This guide is designed to assist law journal staff through the process of selecting topics, writing, editing and cite checking law review articles.

Links to Resources for Source and Cite Work

Overview of Source and Cite Work

Cite and Source is a term for the process that journal staff use to check the citations in articles to be published for substantive accuracy, technical accuracy, validity and grammatical or typographical errors. 

The Bluebook requires citation to print sources "unless there is a digital copy of the source available that is authenticated, official, or an exact copy of the printed source" (this often means a PDF, though sometimes an authenticated or official source can be a website if the governing authority has designated it as such). If you know where to look for the print (or PDF) version of the most common types of sources, you can locate these quickly before moving on to sources that are not as common.

If you can’t locate a cited document, don’t hesitate to ask the library reference staff for assistance.  If possible, bring the complete article text and footnotes when you come to the library.
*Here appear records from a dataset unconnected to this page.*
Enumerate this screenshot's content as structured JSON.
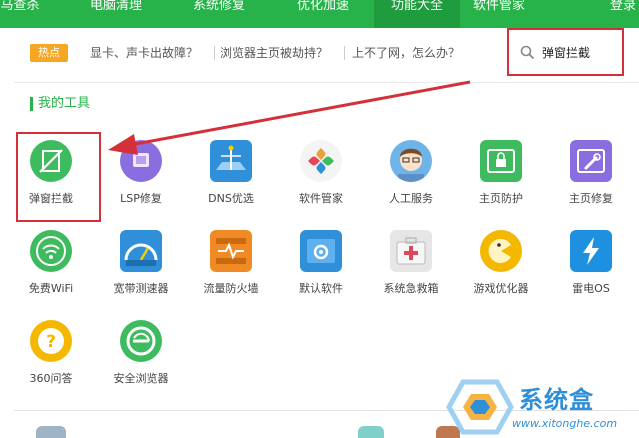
{
  "nav": {
    "items": [
      "马查杀",
      "电脑清理",
      "系统修复",
      "优化加速",
      "功能大全",
      "软件管家",
      "登录"
    ],
    "active": "功能大全",
    "bg_color": "#27b34a"
  },
  "hot": {
    "badge": "热点",
    "links": [
      "显卡、声卡出故障？",
      "浏览器主页被劫持？",
      "上不了网，怎么办？"
    ]
  },
  "search": {
    "value": "弹窗拦截",
    "icon": "search-icon"
  },
  "section": {
    "title": "我的工具"
  },
  "tools": [
    {
      "label": "弹窗拦截",
      "icon": "popup-block-icon",
      "color": "#3dbb5e"
    },
    {
      "label": "LSP修复",
      "icon": "lsp-repair-icon",
      "color": "#8a6ee0"
    },
    {
      "label": "DNS优选",
      "icon": "dns-icon",
      "color": "#2f8fd8"
    },
    {
      "label": "软件管家",
      "icon": "software-manager-icon",
      "color": "#e9a23b"
    },
    {
      "label": "人工服务",
      "icon": "human-service-icon",
      "color": "#6fb4e8"
    },
    {
      "label": "主页防护",
      "icon": "homepage-lock-icon",
      "color": "#3dbb5e"
    },
    {
      "label": "主页修复",
      "icon": "homepage-repair-icon",
      "color": "#8a6ee0"
    },
    {
      "label": "免费WiFi",
      "icon": "wifi-icon",
      "color": "#3dbb5e"
    },
    {
      "label": "宽带测速器",
      "icon": "speed-test-icon",
      "color": "#2f8fd8"
    },
    {
      "label": "流量防火墙",
      "icon": "firewall-icon",
      "color": "#f08a24"
    },
    {
      "label": "默认软件",
      "icon": "default-software-icon",
      "color": "#2f8fd8"
    },
    {
      "label": "系统急救箱",
      "icon": "first-aid-icon",
      "color": "#d9d9d9"
    },
    {
      "label": "游戏优化器",
      "icon": "game-icon",
      "color": "#f5b800"
    },
    {
      "label": "雷电OS",
      "icon": "thunder-os-icon",
      "color": "#1e90e0"
    },
    {
      "label": "360问答",
      "icon": "qa-icon",
      "color": "#f5b800"
    },
    {
      "label": "安全浏览器",
      "icon": "browser-icon",
      "color": "#3dbb5e"
    }
  ],
  "watermark": {
    "brand": "系统盒",
    "url": "www.xitonghe.com"
  }
}
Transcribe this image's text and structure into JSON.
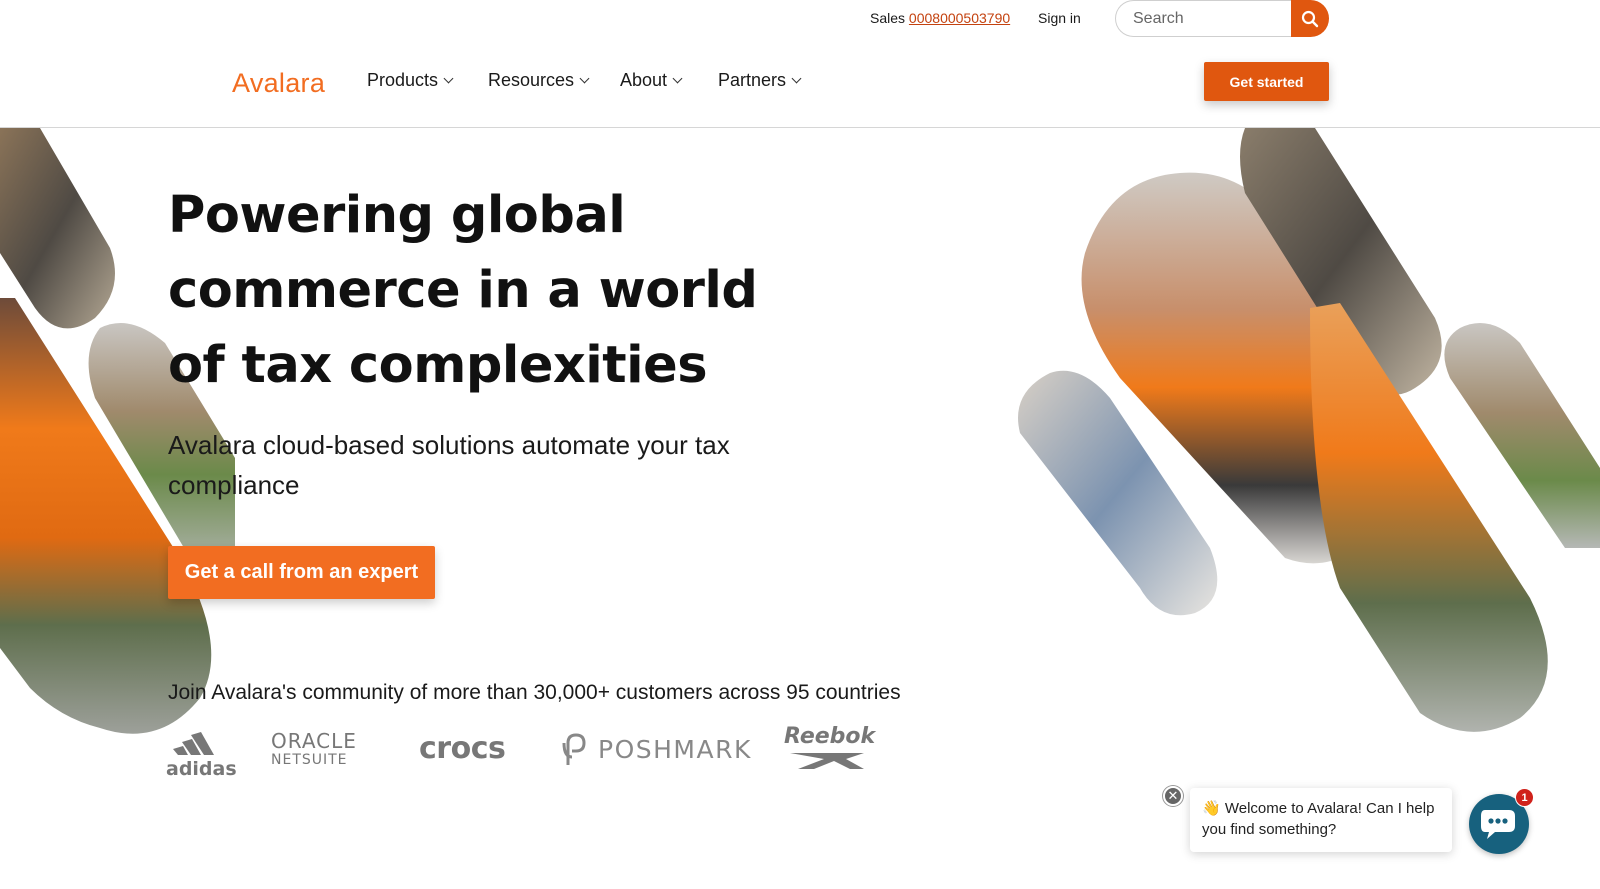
{
  "utility": {
    "sales_label": "Sales",
    "sales_phone": "0008000503790",
    "signin_label": "Sign in",
    "search_placeholder": "Search",
    "search_icon": "search-icon"
  },
  "nav": {
    "logo_text": "Avalara",
    "items": [
      {
        "label": "Products"
      },
      {
        "label": "Resources"
      },
      {
        "label": "About"
      },
      {
        "label": "Partners"
      }
    ],
    "cta_label": "Get started"
  },
  "hero": {
    "title_lines": [
      "Powering global",
      "commerce in a world",
      "of tax complexities"
    ],
    "subtitle_lines": [
      "Avalara cloud-based solutions automate your tax",
      "compliance"
    ],
    "cta_label": "Get a call from an expert"
  },
  "community": {
    "text": "Join Avalara's community of more than 30,000+ customers across 95 countries",
    "brands": [
      {
        "name": "adidas"
      },
      {
        "name": "ORACLE",
        "sub": "NETSUITE"
      },
      {
        "name": "crocs"
      },
      {
        "name": "POSHMARK"
      },
      {
        "name": "Reebok"
      }
    ]
  },
  "chat": {
    "message": "👋 Welcome to Avalara! Can I help you find something?",
    "badge_count": "1"
  },
  "colors": {
    "brand_orange": "#f26d21",
    "button_orange": "#e0570f",
    "chat_blue": "#17617e",
    "badge_red": "#d0221b"
  }
}
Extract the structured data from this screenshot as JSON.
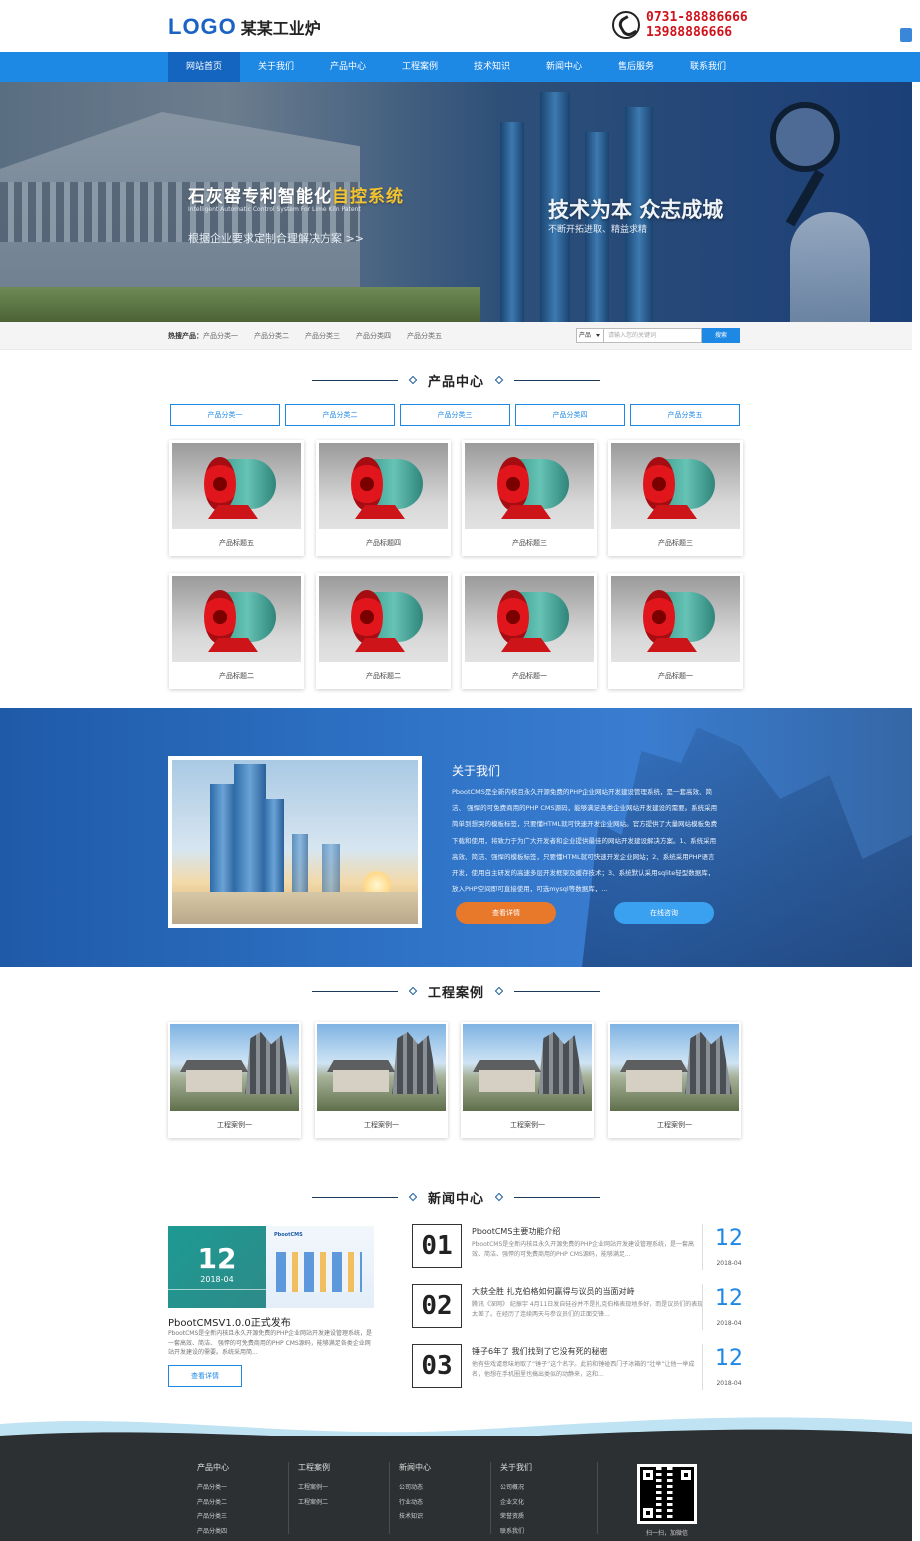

Context often helps to identify a source, and text and footnotes not assigned to you may be helpful for your footnotes.  The reference librarians can suggest search strategies, help decipher abbreviations (or you could try Bieber's Dictionary of Legal Abbreviations or World Dictionary of Legal Abbreviations), and help find difficult to locate sources.